§ Problem statement: Your task is to return the data below, word for word.

§ Element data from apps and pages:

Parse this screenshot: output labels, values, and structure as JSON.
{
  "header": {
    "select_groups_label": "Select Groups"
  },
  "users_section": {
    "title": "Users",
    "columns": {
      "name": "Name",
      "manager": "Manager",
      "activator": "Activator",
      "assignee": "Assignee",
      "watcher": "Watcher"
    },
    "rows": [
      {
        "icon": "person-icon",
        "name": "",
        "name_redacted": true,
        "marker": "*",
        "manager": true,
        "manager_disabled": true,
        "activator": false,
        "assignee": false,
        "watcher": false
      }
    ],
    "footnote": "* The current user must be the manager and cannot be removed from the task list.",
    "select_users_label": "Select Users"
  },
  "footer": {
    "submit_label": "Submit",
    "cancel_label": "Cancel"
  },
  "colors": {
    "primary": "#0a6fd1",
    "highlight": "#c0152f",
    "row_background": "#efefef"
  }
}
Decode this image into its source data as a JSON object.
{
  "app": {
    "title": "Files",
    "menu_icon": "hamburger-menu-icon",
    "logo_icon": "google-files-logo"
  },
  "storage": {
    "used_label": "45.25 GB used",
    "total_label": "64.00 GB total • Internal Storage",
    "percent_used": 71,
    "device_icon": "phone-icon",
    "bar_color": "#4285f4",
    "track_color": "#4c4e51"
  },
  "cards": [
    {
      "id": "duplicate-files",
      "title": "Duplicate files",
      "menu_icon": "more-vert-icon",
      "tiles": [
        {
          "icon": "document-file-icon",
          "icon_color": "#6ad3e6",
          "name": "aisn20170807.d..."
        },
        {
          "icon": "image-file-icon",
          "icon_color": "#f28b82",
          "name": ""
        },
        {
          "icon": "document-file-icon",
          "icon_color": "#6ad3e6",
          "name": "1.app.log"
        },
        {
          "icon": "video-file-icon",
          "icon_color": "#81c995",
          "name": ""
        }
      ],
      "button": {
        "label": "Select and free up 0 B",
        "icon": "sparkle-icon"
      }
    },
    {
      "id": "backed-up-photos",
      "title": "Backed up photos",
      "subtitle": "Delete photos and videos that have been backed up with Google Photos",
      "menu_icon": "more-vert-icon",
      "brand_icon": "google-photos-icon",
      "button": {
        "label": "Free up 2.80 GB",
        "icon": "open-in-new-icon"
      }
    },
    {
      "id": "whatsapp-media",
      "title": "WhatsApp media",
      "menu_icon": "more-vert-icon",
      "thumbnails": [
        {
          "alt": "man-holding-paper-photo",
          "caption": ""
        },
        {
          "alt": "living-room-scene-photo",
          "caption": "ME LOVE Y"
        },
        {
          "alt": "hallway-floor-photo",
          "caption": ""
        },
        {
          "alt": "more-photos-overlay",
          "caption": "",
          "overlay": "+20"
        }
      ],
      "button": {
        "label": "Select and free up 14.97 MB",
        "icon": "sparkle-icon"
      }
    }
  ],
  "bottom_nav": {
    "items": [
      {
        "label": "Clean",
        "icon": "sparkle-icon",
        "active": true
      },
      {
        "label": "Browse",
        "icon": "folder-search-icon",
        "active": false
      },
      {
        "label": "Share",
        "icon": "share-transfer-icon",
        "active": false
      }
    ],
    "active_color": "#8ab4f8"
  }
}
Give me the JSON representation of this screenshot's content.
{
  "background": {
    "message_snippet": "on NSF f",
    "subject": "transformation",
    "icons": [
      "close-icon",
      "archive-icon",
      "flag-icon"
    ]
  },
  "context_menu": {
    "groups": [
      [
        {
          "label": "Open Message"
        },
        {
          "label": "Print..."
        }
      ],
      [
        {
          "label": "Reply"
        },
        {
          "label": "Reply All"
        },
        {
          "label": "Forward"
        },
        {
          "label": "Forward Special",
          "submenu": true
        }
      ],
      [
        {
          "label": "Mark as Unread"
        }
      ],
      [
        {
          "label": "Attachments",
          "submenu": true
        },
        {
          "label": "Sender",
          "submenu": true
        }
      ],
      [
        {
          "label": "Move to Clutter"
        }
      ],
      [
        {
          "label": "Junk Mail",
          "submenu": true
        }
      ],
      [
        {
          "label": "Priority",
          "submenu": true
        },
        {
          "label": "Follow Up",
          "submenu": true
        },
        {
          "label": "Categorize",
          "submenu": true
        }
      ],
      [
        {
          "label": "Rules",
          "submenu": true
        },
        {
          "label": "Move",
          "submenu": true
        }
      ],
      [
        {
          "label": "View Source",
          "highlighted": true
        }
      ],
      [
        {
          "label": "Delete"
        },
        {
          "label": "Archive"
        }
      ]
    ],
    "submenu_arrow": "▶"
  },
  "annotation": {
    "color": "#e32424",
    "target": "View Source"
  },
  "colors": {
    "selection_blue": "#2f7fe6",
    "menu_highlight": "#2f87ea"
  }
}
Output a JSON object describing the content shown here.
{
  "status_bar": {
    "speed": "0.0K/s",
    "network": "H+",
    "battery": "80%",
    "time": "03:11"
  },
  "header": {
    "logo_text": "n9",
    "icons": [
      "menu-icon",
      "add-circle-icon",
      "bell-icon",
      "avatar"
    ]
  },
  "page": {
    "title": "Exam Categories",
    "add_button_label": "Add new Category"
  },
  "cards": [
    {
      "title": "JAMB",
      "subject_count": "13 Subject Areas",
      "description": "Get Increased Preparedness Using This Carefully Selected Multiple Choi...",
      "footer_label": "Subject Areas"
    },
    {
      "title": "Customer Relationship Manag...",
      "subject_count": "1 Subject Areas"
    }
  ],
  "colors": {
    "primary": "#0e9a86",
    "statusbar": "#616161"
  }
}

§ Task result:
Parse this screenshot: output labels, values, and structure as JSON.
{
  "header": {
    "select_groups_label": "Select Groups"
  },
  "users_section": {
    "title": "Users",
    "columns": {
      "name": "Name",
      "manager": "Manager",
      "activator": "Activator",
      "assignee": "Assignee",
      "watcher": "Watcher"
    },
    "rows": [
      {
        "icon": "person-icon",
        "name": "",
        "name_redacted": true,
        "marker": "*",
        "manager": true,
        "manager_disabled": true,
        "activator": false,
        "assignee": false,
        "watcher": false
      }
    ],
    "footnote": "* The current user must be the manager and cannot be removed from the task list.",
    "select_users_label": "Select Users"
  },
  "footer": {
    "submit_label": "Submit",
    "cancel_label": "Cancel"
  },
  "colors": {
    "primary": "#0a6fd1",
    "highlight": "#c0152f",
    "row_background": "#efefef"
  }
}
Decode this image into its source data as a JSON object.
{
  "app": {
    "title": "Files",
    "menu_icon": "hamburger-menu-icon",
    "logo_icon": "google-files-logo"
  },
  "storage": {
    "used_label": "45.25 GB used",
    "total_label": "64.00 GB total • Internal Storage",
    "percent_used": 71,
    "device_icon": "phone-icon",
    "bar_color": "#4285f4",
    "track_color": "#4c4e51"
  },
  "cards": [
    {
      "id": "duplicate-files",
      "title": "Duplicate files",
      "menu_icon": "more-vert-icon",
      "tiles": [
        {
          "icon": "document-file-icon",
          "icon_color": "#6ad3e6",
          "name": "aisn20170807.d..."
        },
        {
          "icon": "image-file-icon",
          "icon_color": "#f28b82",
          "name": ""
        },
        {
          "icon": "document-file-icon",
          "icon_color": "#6ad3e6",
          "name": "1.app.log"
        },
        {
          "icon": "video-file-icon",
          "icon_color": "#81c995",
          "name": ""
        }
      ],
      "button": {
        "label": "Select and free up 0 B",
        "icon": "sparkle-icon"
      }
    },
    {
      "id": "backed-up-photos",
      "title": "Backed up photos",
      "subtitle": "Delete photos and videos that have been backed up with Google Photos",
      "menu_icon": "more-vert-icon",
      "brand_icon": "google-photos-icon",
      "button": {
        "label": "Free up 2.80 GB",
        "icon": "open-in-new-icon"
      }
    },
    {
      "id": "whatsapp-media",
      "title": "WhatsApp media",
      "menu_icon": "more-vert-icon",
      "thumbnails": [
        {
          "alt": "man-holding-paper-photo",
          "caption": ""
        },
        {
          "alt": "living-room-scene-photo",
          "caption": "ME LOVE Y"
        },
        {
          "alt": "hallway-floor-photo",
          "caption": ""
        },
        {
          "alt": "more-photos-overlay",
          "caption": "",
          "overlay": "+20"
        }
      ],
      "button": {
        "label": "Select and free up 14.97 MB",
        "icon": "sparkle-icon"
      }
    }
  ],
  "bottom_nav": {
    "items": [
      {
        "label": "Clean",
        "icon": "sparkle-icon",
        "active": true
      },
      {
        "label": "Browse",
        "icon": "folder-search-icon",
        "active": false
      },
      {
        "label": "Share",
        "icon": "share-transfer-icon",
        "active": false
      }
    ],
    "active_color": "#8ab4f8"
  }
}
Give me the JSON representation of this screenshot's content.
{
  "background": {
    "message_snippet": "on NSF f",
    "subject": "transformation",
    "icons": [
      "close-icon",
      "archive-icon",
      "flag-icon"
    ]
  },
  "context_menu": {
    "groups": [
      [
        {
          "label": "Open Message"
        },
        {
          "label": "Print..."
        }
      ],
      [
        {
          "label": "Reply"
        },
        {
          "label": "Reply All"
        },
        {
          "label": "Forward"
        },
        {
          "label": "Forward Special",
          "submenu": true
        }
      ],
      [
        {
          "label": "Mark as Unread"
        }
      ],
      [
        {
          "label": "Attachments",
          "submenu": true
        },
        {
          "label": "Sender",
          "submenu": true
        }
      ],
      [
        {
          "label": "Move to Clutter"
        }
      ],
      [
        {
          "label": "Junk Mail",
          "submenu": true
        }
      ],
      [
        {
          "label": "Priority",
          "submenu": true
        },
        {
          "label": "Follow Up",
          "submenu": true
        },
        {
          "label": "Categorize",
          "submenu": true
        }
      ],
      [
        {
          "label": "Rules",
          "submenu": true
        },
        {
          "label": "Move",
          "submenu": true
        }
      ],
      [
        {
          "label": "View Source",
          "highlighted": true
        }
      ],
      [
        {
          "label": "Delete"
        },
        {
          "label": "Archive"
        }
      ]
    ],
    "submenu_arrow": "▶"
  },
  "annotation": {
    "color": "#e32424",
    "target": "View Source"
  },
  "colors": {
    "selection_blue": "#2f7fe6",
    "menu_highlight": "#2f87ea"
  }
}
Output a JSON object describing the content shown here.
{
  "status_bar": {
    "speed": "0.0K/s",
    "network": "H+",
    "battery": "80%",
    "time": "03:11"
  },
  "header": {
    "logo_text": "n9",
    "icons": [
      "menu-icon",
      "add-circle-icon",
      "bell-icon",
      "avatar"
    ]
  },
  "page": {
    "title": "Exam Categories",
    "add_button_label": "Add new Category"
  },
  "cards": [
    {
      "title": "JAMB",
      "subject_count": "13 Subject Areas",
      "description": "Get Increased Preparedness Using This Carefully Selected Multiple Choi...",
      "footer_label": "Subject Areas"
    },
    {
      "title": "Customer Relationship Manag...",
      "subject_count": "1 Subject Areas"
    }
  ],
  "colors": {
    "primary": "#0e9a86",
    "statusbar": "#616161"
  }
}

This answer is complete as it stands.